Financial security continues to be an utmost concern for many Americans shifting their perceptions of work and retirement, with many saying they plan to work longer, according to a study from the Associated Press-NORC Center for Public Affairs Research.
While adults age 65 and older represented 13% of the U.S. population in 2010, by 2030 this group will comprise 19%, or an estimated 72 million older adults, according to 2011 data from the Administration on Aging cited in the study.
But even as the age 65 and older population ages at a rapid pace, many are living longer, healthier lives than they did in the past. With longevity of life playing a role, more Americans are blurring the lines when it comes to work and retirement.
Among those who are working now and not yet retired, 47% say it is “very likely” that they will do some work for pay during their retirement, while another 35% say they are “somewhat likely” to do the same.
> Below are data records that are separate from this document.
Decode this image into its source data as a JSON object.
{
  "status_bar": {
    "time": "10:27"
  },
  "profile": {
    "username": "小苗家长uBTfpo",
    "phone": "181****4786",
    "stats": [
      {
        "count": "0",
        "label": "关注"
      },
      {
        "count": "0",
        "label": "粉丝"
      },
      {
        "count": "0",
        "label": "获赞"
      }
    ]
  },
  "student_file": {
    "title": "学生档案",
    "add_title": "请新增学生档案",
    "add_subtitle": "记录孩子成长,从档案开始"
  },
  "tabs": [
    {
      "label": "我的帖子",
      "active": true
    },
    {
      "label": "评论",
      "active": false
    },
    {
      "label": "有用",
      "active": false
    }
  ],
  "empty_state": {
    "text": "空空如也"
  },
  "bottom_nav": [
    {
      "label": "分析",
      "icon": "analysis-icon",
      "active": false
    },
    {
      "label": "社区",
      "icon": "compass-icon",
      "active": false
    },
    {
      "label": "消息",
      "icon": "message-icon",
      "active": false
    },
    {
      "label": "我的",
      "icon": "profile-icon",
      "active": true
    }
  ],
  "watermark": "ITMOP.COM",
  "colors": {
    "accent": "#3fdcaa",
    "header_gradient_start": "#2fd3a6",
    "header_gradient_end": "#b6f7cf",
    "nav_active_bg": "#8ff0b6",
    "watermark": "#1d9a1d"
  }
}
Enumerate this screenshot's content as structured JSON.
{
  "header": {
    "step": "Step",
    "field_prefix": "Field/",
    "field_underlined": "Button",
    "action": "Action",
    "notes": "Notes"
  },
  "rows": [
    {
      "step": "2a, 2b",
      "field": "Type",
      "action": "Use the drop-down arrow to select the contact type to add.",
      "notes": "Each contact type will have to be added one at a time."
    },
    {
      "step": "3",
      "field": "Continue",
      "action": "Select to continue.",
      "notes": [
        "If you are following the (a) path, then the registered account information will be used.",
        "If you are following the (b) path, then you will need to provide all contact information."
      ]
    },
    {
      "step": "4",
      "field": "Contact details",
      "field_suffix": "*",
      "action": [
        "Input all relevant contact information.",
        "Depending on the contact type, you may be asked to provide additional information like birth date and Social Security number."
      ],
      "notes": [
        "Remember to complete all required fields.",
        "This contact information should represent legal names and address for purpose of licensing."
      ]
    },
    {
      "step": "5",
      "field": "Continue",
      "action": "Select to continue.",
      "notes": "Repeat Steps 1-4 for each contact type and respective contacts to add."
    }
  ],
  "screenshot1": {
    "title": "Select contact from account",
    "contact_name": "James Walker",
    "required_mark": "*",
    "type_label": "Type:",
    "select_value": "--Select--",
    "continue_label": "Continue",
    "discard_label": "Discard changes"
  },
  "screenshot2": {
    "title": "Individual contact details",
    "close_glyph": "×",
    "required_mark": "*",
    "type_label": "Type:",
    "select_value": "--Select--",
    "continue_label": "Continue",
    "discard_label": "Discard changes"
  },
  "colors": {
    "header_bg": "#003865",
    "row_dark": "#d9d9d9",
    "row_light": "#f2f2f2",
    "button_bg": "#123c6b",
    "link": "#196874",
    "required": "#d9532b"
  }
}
The likelihood of working during retirement was also related to financial factors, as those who feel insecure about their retirement savings say they are more likely than others to work longer.
Individuals who reported that financial needs are not an important factor in their decision on when to retire accounted for 58% of the 1,024 adults ages 50 and over surveyed in the NORC study. Conversely, those who cited concerns about financial need as their motivation to work longer and postpone retirement represented 28% of respondents.
Non-financial factors, such as health or job capability, were also factors that contributed to older adults’ motivations for working longer.
More individuals who cite health as an important factor in their decision about when to retire expect to work during retirement, compared to those who do not consider health as an important factor (38% vs. 15%).
Older adults felt similarly when weighing the ability to do their jobs as an important factor on when to retire, 38% compared to 19% who did not.
Although personal factors for determining when to retire vary among individuals, recent history shows that retirement ages have been increasing, especially when considering the Great Recession.
Before the Great Recession in December 2007, the average retirement age was 57 years old, while the average age for retirees after was 62. Additionally, in the five year period leading up to the Great Recession, the average retirement age was 59.
This trend of later retirement ages also means that increasing numbers of Americans have been working later in life than they expected to, said the study’s researchers.
“The duration of healthy old age is increasing, due in part to increases in life span and to short and later periods of illness,” wrote the study’s researchers. “Faced with the expectation of living healthier for longer, older adults may opt to remain in the workforce for longer and defer savings, pensions and Social security for a later age.”
Written by Jason Oliva